Hi！KPDE, I also have such a question.

As you suggest, I run a standard curve using dilutions of my Input DNA( Can I use a genomic DNA to do this standard curve?), and I got the equation for the curve (such as y=-3.07x+22.107 ,y stands for CT, x stands for the dilution fold ) but I still can not get the quantitation of product by negative-control region-primers (these two primers works well in Input DNA,but no amplification in IP fraction) , its ct is N/A .So what can I do to do the calculate? Thanks!

Another question,how to evulate the enrichment ratio? Above what number can we have confidence that our region is enriched by this TF protein?

Have a great day!

buyi

Thanks

If your primers are close to 100% efficient then 2^(CtSample-CtInput) will work. If not, you can always run a standard curve using dilutions of your input DNA, find the equation for the curve, and quantitate your sample using this equation.

Hi！KPDE, I also have such a question.

As you suggest, I run a standard curve using dilutions of my Input DNA( Can I use a genomic DNA to do this standard curve?), and I got the equation for the curve (such as y=-3.07x+22.107 ,y stands for CT, x stands for the dilution fold ) but I still can not get the quantitation of product by negative-control region-primers (these two primers works well in Input DNA,but no amplification in IP fraction) , its ct is N/A .So what can I do to do the calculate? Thanks!

Another question,how to evulate the enrichment ratio? Above what number can we have confidence that our region is enriched by this TF protein?

Have a great day!

buyi

You'll need to be able to see amplification for your IP before you can quantitate. Once you do get good Cts for your IP with primers for your region of interest (and preferably lower Cts than your mock IP) then, to determine if your enrichment is real, you should compare the signal to another set of primers for a region where you don't expect to see your factor bind. Your enrichment is only significant if it is higher at your region of interest than another region of the genome where your factor shouldn't bind.

Thanks

If your primers are close to 100% efficient then 2^(CtSample-CtInput) will work. If not, you can always run a standard curve using dilutions of your input DNA, find the equation for the curve, and quantitate your sample using this equation.

Hi！KPDE, I also have such a question.

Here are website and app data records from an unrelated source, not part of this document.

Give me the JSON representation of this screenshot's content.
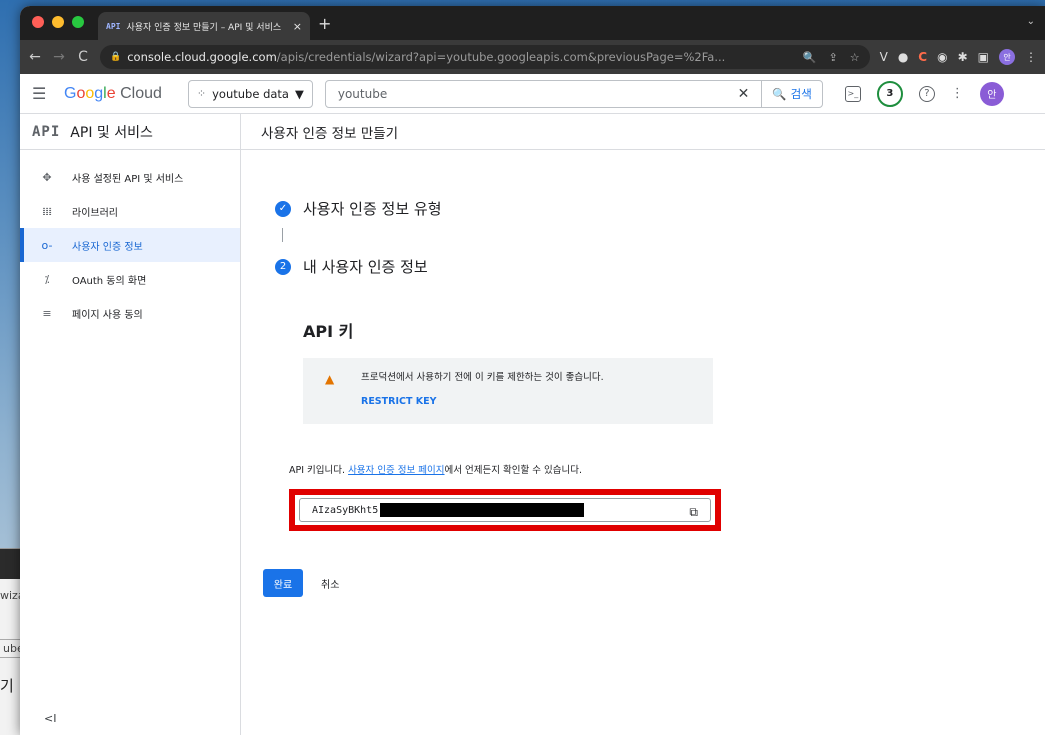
{
  "browser": {
    "tab_favicon": "API",
    "tab_title": "사용자 인증 정보 만들기 – API 및 서비스",
    "tab_close": "×",
    "new_tab": "+",
    "url_host": "console.cloud.google.com",
    "url_path": "/apis/credentials/wizard?api=youtube.googleapis.com&previousPage=%2Fa...",
    "profile_initial": "안"
  },
  "header": {
    "product": "Google Cloud",
    "project_name": "youtube data",
    "search_value": "youtube",
    "search_button": "검색",
    "notifications": "3",
    "avatar": "안"
  },
  "sidebar": {
    "title_icon": "API",
    "title": "API 및 서비스",
    "items": [
      {
        "label": "사용 설정된 API 및 서비스",
        "icon": "enabled-apis-icon"
      },
      {
        "label": "라이브러리",
        "icon": "library-icon"
      },
      {
        "label": "사용자 인증 정보",
        "icon": "key-icon"
      },
      {
        "label": "OAuth 동의 화면",
        "icon": "oauth-icon"
      },
      {
        "label": "페이지 사용 동의",
        "icon": "settings-list-icon"
      }
    ],
    "active_index": 2
  },
  "content": {
    "page_title": "사용자 인증 정보 만들기",
    "step1_label": "사용자 인증 정보 유형",
    "step2_number": "2",
    "step2_label": "내 사용자 인증 정보",
    "apikey_heading": "API 키",
    "warning_text": "프로덕션에서 사용하기 전에 이 키를 제한하는 것이 좋습니다.",
    "restrict_link": "RESTRICT KEY",
    "info_prefix": "API 키입니다. ",
    "info_link": "사용자 인증 정보 페이지",
    "info_suffix": "에서 언제든지 확인할 수 있습니다.",
    "key_visible": "AIzaSyBKht5",
    "done_button": "완료",
    "cancel_button": "취소"
  },
  "colors": {
    "accent": "#1a73e8",
    "highlight_border": "#e00000",
    "warning": "#e37400"
  }
}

As you suggest, I run a standard curve using dilutions of my Input DNA( Can I use a genomic DNA to do this standard curve?), and I got the equation for the curve (such as y=-3.07x+22.107 ,y stands for CT, x stands for the dilution fold ) but I still can not get the quantitation of product by negative-control region-primers (these two primers works well in Input DNA,but no amplification in IP fraction) , its ct is N/A .So what can I do to do the calculate? Thanks!

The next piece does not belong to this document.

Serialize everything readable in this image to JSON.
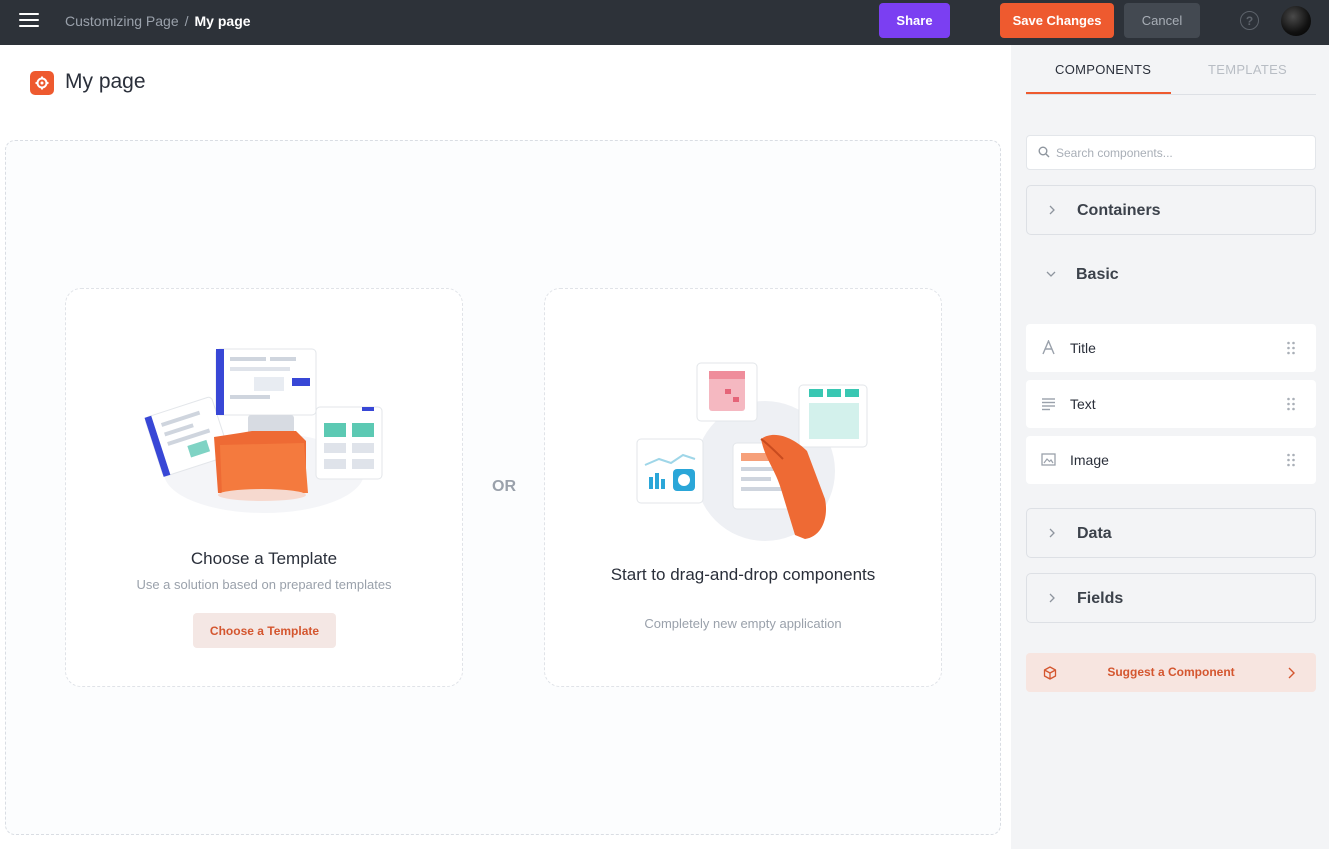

Another question,how to evulate the enrichment ratio? Above what number can we have confidence that our region is enriched by this TF protein?

Have a great day!

buyi

You'll need to be able to see amplification for your IP before you can quantitate. Once you do get good Cts for your IP with primers for your region of interest (and preferably lower Cts than your mock IP) then, to determine if your enrichment is real, you should compare the signal to another set of primers for a region where you don't expect to see your factor bind. Your enrichment is only significant if it is higher at your region of interest than another region of the genome where your factor shouldn't bind.

I exactly did what you said. But the problem is I get signal for IP sample with primers for my region of interest,but no signal for IP sample with primers for a negative region (no TF binding region) . It seems the signal for IP sample is real,but I don't know how to calculate it. Thanks!

"Once you do get good Cts for your IP with primers for your region of interest (and preferably lower Cts than your mock IP) then---"

Another problem is I do get good cts for my IP sample,but it is no significant difference with mock IP. I used the normal IgG from santa curz. But I think it is not very important,since my IP sample give nearly no signal for two primers （both for regions supposed to be non binding region. And I also get not very good CT from primers for other region I tested ) So I think it is not necessary to try another normal IgG as the mock IP.

thanks!